[DATA FOR REVIEW]
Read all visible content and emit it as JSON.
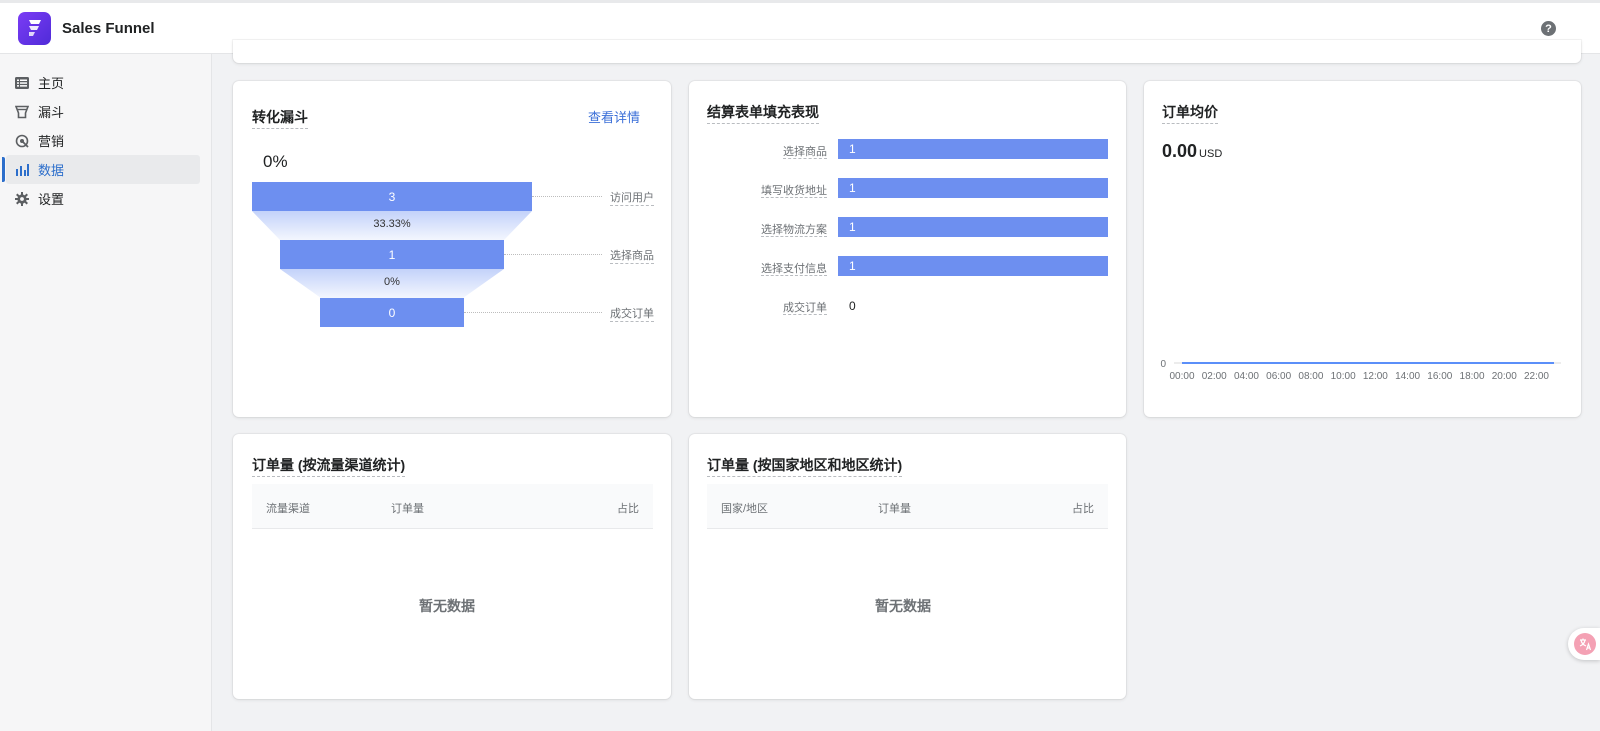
{
  "header": {
    "app_title": "Sales Funnel",
    "help_glyph": "?"
  },
  "sidebar": {
    "items": [
      {
        "label": "主页",
        "icon": "list-icon"
      },
      {
        "label": "漏斗",
        "icon": "funnel-icon"
      },
      {
        "label": "营销",
        "icon": "marketing-icon"
      },
      {
        "label": "数据",
        "icon": "bar-chart-icon",
        "active": true
      },
      {
        "label": "设置",
        "icon": "gear-icon"
      }
    ]
  },
  "conversion_funnel": {
    "title": "转化漏斗",
    "link": "查看详情",
    "overall_rate": "0%",
    "stages": [
      {
        "value": "3",
        "label": "访问用户"
      },
      {
        "value": "1",
        "label": "选择商品"
      },
      {
        "value": "0",
        "label": "成交订单"
      }
    ],
    "step_rates": [
      "33.33%",
      "0%"
    ]
  },
  "checkout_form": {
    "title": "结算表单填充表现",
    "rows": [
      {
        "label": "选择商品",
        "value": "1"
      },
      {
        "label": "填写收货地址",
        "value": "1"
      },
      {
        "label": "选择物流方案",
        "value": "1"
      },
      {
        "label": "选择支付信息",
        "value": "1"
      },
      {
        "label": "成交订单",
        "value": "0"
      }
    ]
  },
  "avg_order": {
    "title": "订单均价",
    "value": "0.00",
    "currency": "USD"
  },
  "chart_data": {
    "type": "line",
    "title": "",
    "x": [
      "00:00",
      "02:00",
      "04:00",
      "06:00",
      "08:00",
      "10:00",
      "12:00",
      "14:00",
      "16:00",
      "18:00",
      "20:00",
      "22:00"
    ],
    "series": [
      {
        "values": [
          0,
          0,
          0,
          0,
          0,
          0,
          0,
          0,
          0,
          0,
          0,
          0
        ]
      }
    ],
    "y_ticks": [
      "0"
    ],
    "xlabel": "",
    "ylabel": "",
    "grid": false
  },
  "orders_by_channel": {
    "title": "订单量 (按流量渠道统计)",
    "columns": [
      "流量渠道",
      "订单量",
      "占比"
    ],
    "empty_text": "暂无数据"
  },
  "orders_by_region": {
    "title": "订单量 (按国家地区和地区统计)",
    "columns": [
      "国家/地区",
      "订单量",
      "占比"
    ],
    "empty_text": "暂无数据"
  },
  "colors": {
    "accent": "#2c6ecb",
    "bar": "#6d8ff0",
    "line": "#5b8ff9"
  }
}
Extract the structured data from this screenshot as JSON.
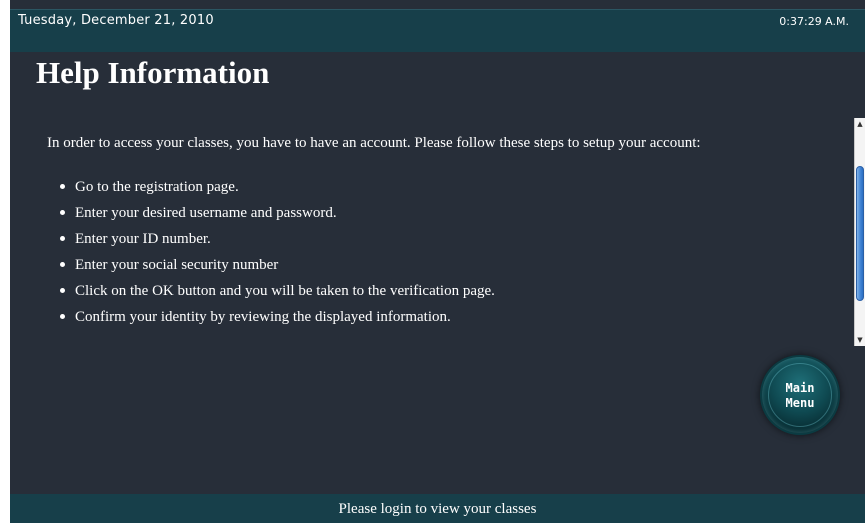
{
  "header": {
    "date": "Tuesday, December 21, 2010",
    "time": "0:37:29 A.M."
  },
  "main": {
    "title": "Help Information",
    "intro": "In order to access your classes, you have to have an account. Please follow these steps to setup your account:",
    "steps": [
      "Go to the registration page.",
      "Enter your desired username and password.",
      "Enter your ID number.",
      "Enter your social security number",
      "Click on the OK button and you will be taken to the verification page.",
      "Confirm your identity by reviewing the displayed information."
    ]
  },
  "menu_button": {
    "label": "Main\nMenu"
  },
  "footer": {
    "status": "Please login to view your classes"
  },
  "scrollbar": {
    "up_icon": "scroll-up-arrow",
    "down_icon": "scroll-down-arrow"
  },
  "colors": {
    "background": "#272e39",
    "bar": "#173f4a",
    "text": "#ffffff",
    "button": "#0f4a52"
  }
}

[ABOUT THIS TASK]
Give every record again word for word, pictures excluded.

[RESULT OF THIS EXERCISE]
Read all visible content and emit it as JSON.
{
  "header": {
    "app_title": "Sales Funnel",
    "help_glyph": "?"
  },
  "sidebar": {
    "items": [
      {
        "label": "主页",
        "icon": "list-icon"
      },
      {
        "label": "漏斗",
        "icon": "funnel-icon"
      },
      {
        "label": "营销",
        "icon": "marketing-icon"
      },
      {
        "label": "数据",
        "icon": "bar-chart-icon",
        "active": true
      },
      {
        "label": "设置",
        "icon": "gear-icon"
      }
    ]
  },
  "conversion_funnel": {
    "title": "转化漏斗",
    "link": "查看详情",
    "overall_rate": "0%",
    "stages": [
      {
        "value": "3",
        "label": "访问用户"
      },
      {
        "value": "1",
        "label": "选择商品"
      },
      {
        "value": "0",
        "label": "成交订单"
      }
    ],
    "step_rates": [
      "33.33%",
      "0%"
    ]
  },
  "checkout_form": {
    "title": "结算表单填充表现",
    "rows": [
      {
        "label": "选择商品",
        "value": "1"
      },
      {
        "label": "填写收货地址",
        "value": "1"
      },
      {
        "label": "选择物流方案",
        "value": "1"
      },
      {
        "label": "选择支付信息",
        "value": "1"
      },
      {
        "label": "成交订单",
        "value": "0"
      }
    ]
  },
  "avg_order": {
    "title": "订单均价",
    "value": "0.00",
    "currency": "USD"
  },
  "chart_data": {
    "type": "line",
    "title": "",
    "x": [
      "00:00",
      "02:00",
      "04:00",
      "06:00",
      "08:00",
      "10:00",
      "12:00",
      "14:00",
      "16:00",
      "18:00",
      "20:00",
      "22:00"
    ],
    "series": [
      {
        "values": [
          0,
          0,
          0,
          0,
          0,
          0,
          0,
          0,
          0,
          0,
          0,
          0
        ]
      }
    ],
    "y_ticks": [
      "0"
    ],
    "xlabel": "",
    "ylabel": "",
    "grid": false
  },
  "orders_by_channel": {
    "title": "订单量 (按流量渠道统计)",
    "columns": [
      "流量渠道",
      "订单量",
      "占比"
    ],
    "empty_text": "暂无数据"
  },
  "orders_by_region": {
    "title": "订单量 (按国家地区和地区统计)",
    "columns": [
      "国家/地区",
      "订单量",
      "占比"
    ],
    "empty_text": "暂无数据"
  },
  "colors": {
    "accent": "#2c6ecb",
    "bar": "#6d8ff0",
    "line": "#5b8ff9"
  }
}
Extract the structured data from this screenshot as JSON.
{
  "header": {
    "date": "Tuesday, December 21, 2010",
    "time": "0:37:29 A.M."
  },
  "main": {
    "title": "Help Information",
    "intro": "In order to access your classes, you have to have an account. Please follow these steps to setup your account:",
    "steps": [
      "Go to the registration page.",
      "Enter your desired username and password.",
      "Enter your ID number.",
      "Enter your social security number",
      "Click on the OK button and you will be taken to the verification page.",
      "Confirm your identity by reviewing the displayed information."
    ]
  },
  "menu_button": {
    "label": "Main\nMenu"
  },
  "footer": {
    "status": "Please login to view your classes"
  },
  "scrollbar": {
    "up_icon": "scroll-up-arrow",
    "down_icon": "scroll-down-arrow"
  },
  "colors": {
    "background": "#272e39",
    "bar": "#173f4a",
    "text": "#ffffff",
    "button": "#0f4a52"
  }
}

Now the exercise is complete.